That’s the problem I have with Cora when her relatives appear. She’s barely in a scene with them. They are her family! She doesn’t have any business with them. Clearly, they come to see her, Mary and Edith. The mother has enough money for a hotel in London, where they’d have more fun. Yes, it’s dramatic, potentially for Cora’s mother and Violet to exchange barbs, but how about some sparks or something between Cora and her mother. Cora’s American-ness would probably surface with the Brits and her adopted British ways would chafe the Yanks, who knew her when. Cora has gotten so little story-wise since season one when she helped move the Turk’s corpse from Mary’s bedroom and when due to Sullivan’s machinations she lost the baby. Yes, have Cora host a luncheon or social event, but also give her some real problems. Make her more integral.
Now Edith did get a lot too deal with this season. I was surprised to jump from her being barely pregnant to having given birth and returned from Switzerland. I suppose that was plausible and for that era a good solution. I do think she’s made a big mistake bringing the baby back to England, but that is drama — making the audience tense when a bad decision has been made. I do think the Gregson storyline is hard to buy.

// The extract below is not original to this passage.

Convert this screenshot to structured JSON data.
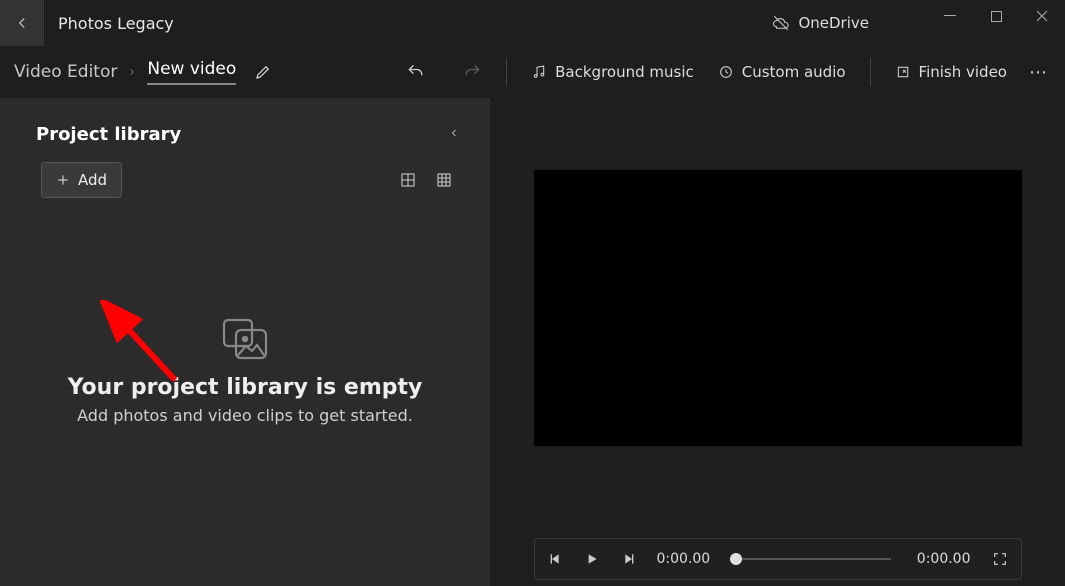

His disappearance seems poorly planned. The explanation that Nazi’s beat him up seemed tacked on and implausible. Even in the ’20s I’d believe that the British were keeping tabs on the Brown Shirts and other beatings and disappearances would have been noted. It seemed contrived.
Now Bates must have killed the rapist. No one can take the stand to say he’s innocent. As horrible as rape is, we now see that Bates doesn’t trust the justice system and it makes me think he’s a thug when push comes to shove. I also now think he probably would kill his first wife. I’d have preferred Anna finally summoning the courage to report the crime and seeing how the legal channels and family would have dealt with it. Certainly, such trials were rare and the outcome probably unjust, but it would have been highly dramatic.
The story about the Prince of Wales’ scandalous letter getting stolen by the card sharp and Lord Grantham, Rose, Mary and Bates feeling responsible for stealing it back was too far fetched for me. Mary got it right when she speculated that it’s the Prince’s character and his own doing that caused the trouble and that in the end would cause him more trouble. This plotline bordered on farce.
I like that Tom fits in better at Downton and is starting to reignite his interest in politics. Early on his moping about not fitting in seemed overdone. Do something, Man! People have a lot worse problems over on the Emerald Isle. (By the way isn’t it a pity no one will invite his relatives to see their grandchild. Does he get an allowance for spending?) Yet Thomas’ storyline did improve by the end of the season.
I have still loved the clothes and am glad Fellowes didn’t immediately give Mary a suitor. I prefer Blake, the man who helped her save the pigs, but the sudden discovery that he’s rich and aristocratic again, seems contrived. Fellows seems to have lost his touch. I hope he regains it for season 5.
Whilst I’m in New Mexico, I’m sharing some favorite scenes from Master Piece Theater’s North and South.